The differences aren't immediately obvious to find. Both polls use registration-based sampling and called both landlines and cell phones. Both firms conduct live telephone interviews, and the sample sizes were not significantly different (502 likely voters for MassINC, 400 likely voters for SocialSphere). The similar methodologies produced similar samples, too. The MassINC poll breaks down as 36% Democrats, 12% Republicans, and 52% unenrolled. The SocialSphere poll's partisanship is 35% Democratic, 13% Republican, and 52% unenrolled. MassINC's sample was 84% white, and SocialSphere's was 85%.

There were some slight differences. The SocialSphere sample was 55% female, while MassINC's was 52%. And although the age categories did not line up perfectly between the two polls, it looks like SocialSphere surveyed a much older electorate. For MassINC, 38% of respondents were age 44 or younger vs. 29% for SocialSphere. Half of SocialSphere's sample was 55+, while just 29% of MassINC's was 60+. But the biggest difference of all was in level of education. The electorate projected by SocialSphere was 30% postgraduate degrees, while only 16% had some college, but no degree. For MassINC, only 21% had an advanced degree, and a full 29% said the highest education they had reached was some college but no degree.

However, none of these explains the 12-point discrepancy. SocialSphere's bigger pool of female voters should have helped Coakley do better in the Globe poll than the WBUR poll, not worse. (More to blame is the fact that Coakley led women by a whopping 25 points according to MassINC and "just" 15 points according to SocialSphere.) And MassINC found that the candidates were more or less tied among "some college, no degree" voters but that Coakley was way ahead with holders of postgraduate degrees (the SocialSphere poll was too small to provide crosstabs for each specific education category), which, again, should have underestimated her support. Finally, although both polls agreed that Martha Coakley did best with young voters (52% to 28% among 18- to 29-year-olds per MassINC; 57% to 19% among 18- to 34-year-olds per SocialSphere), Coakley won every age group in the MassINC poll, so her lead wasn't just due to millennials. It was more that the polls wildly disagreed on how older voters felt. SocialSphere gave Baker a whopping 51%-to-29% lead among voters ages 55–64.

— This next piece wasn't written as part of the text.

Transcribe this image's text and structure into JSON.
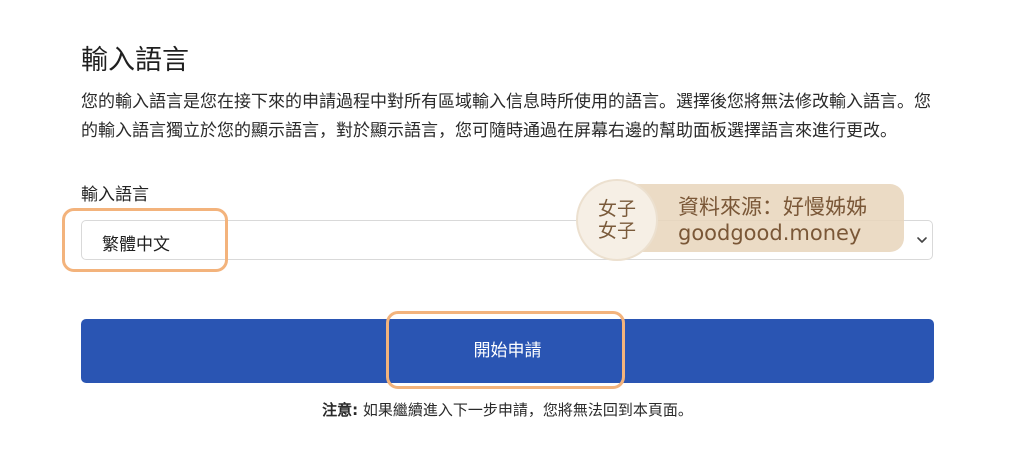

As you can probably tell by now, the real disagreement between the polls has to do not with their sampling, but with how each candidate is performing with different segments of the electorate—the most confounding and unresolvable way to disagree. Is Baker winning independents 45% to 23%, as SocialSphere says? Or is it basically a tie game, 43% to 38%, as MassINC says? How do women voters genuinely feel—massively pro-Coakley, or does Baker still have a fighting chance with them? And are voters making $150,000 or more really spurning the millionaire Baker to vote for Coakley, 46%–38% (MassINC), or is Baker the one up by 47%–38% among those making $100,000 or more a year (SocialSphere)? We won't truly know until Election Day.

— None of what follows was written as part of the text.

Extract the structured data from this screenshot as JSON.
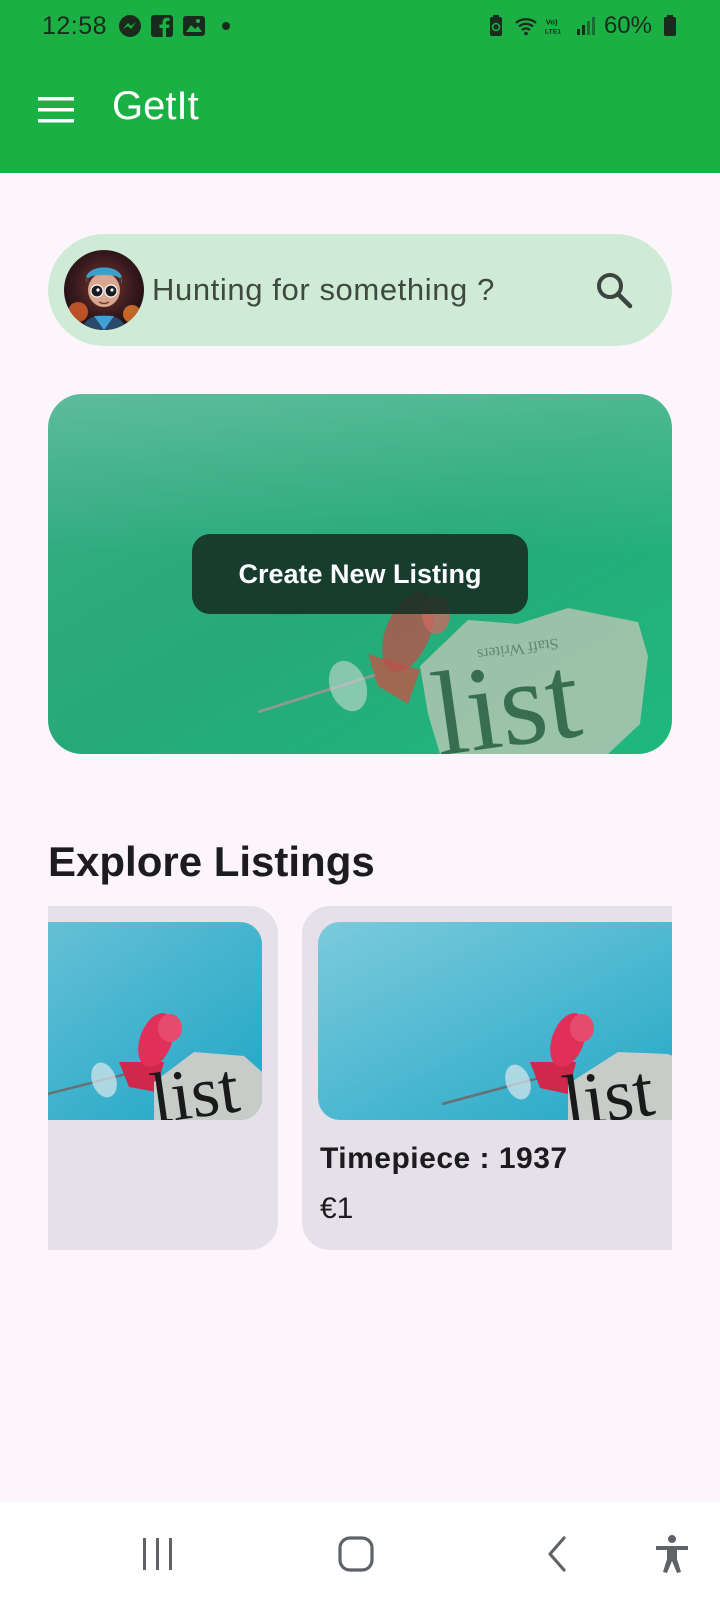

Normally I would defer to the better pollster, but neither firm in this case has really given us a reason to doubt it. MassINC is an extremely reputable firm up in the Bay State, with a long record of excellence and a solid B rating from FiveThirtyEight's newly released Pollster Ratings. SocialSphere, meanwhile, is a newish firm, so it doesn't have a pre-2014 track record to base any judgments off (indeed, FiveThirtyEight doesn't even give it a rating). And if you're looking to outside pollsters to break the tie, you're out of luck; since the beginning of September, two national firms polled the state, and one agreed with MassINC and one agreed with SocialSphere. When it comes to how Massachusetts's key constituencies are feeling in this surprisingly close race, the best any of us non-professionals can do right now is guess.

UPDATE: Maybe we don't have to wait until Election Day after all. A spate of polls Monday all agreed with the Globe results, and then WBUR's tracking poll released on October 1 also moved in line with the SocialSphere numbers.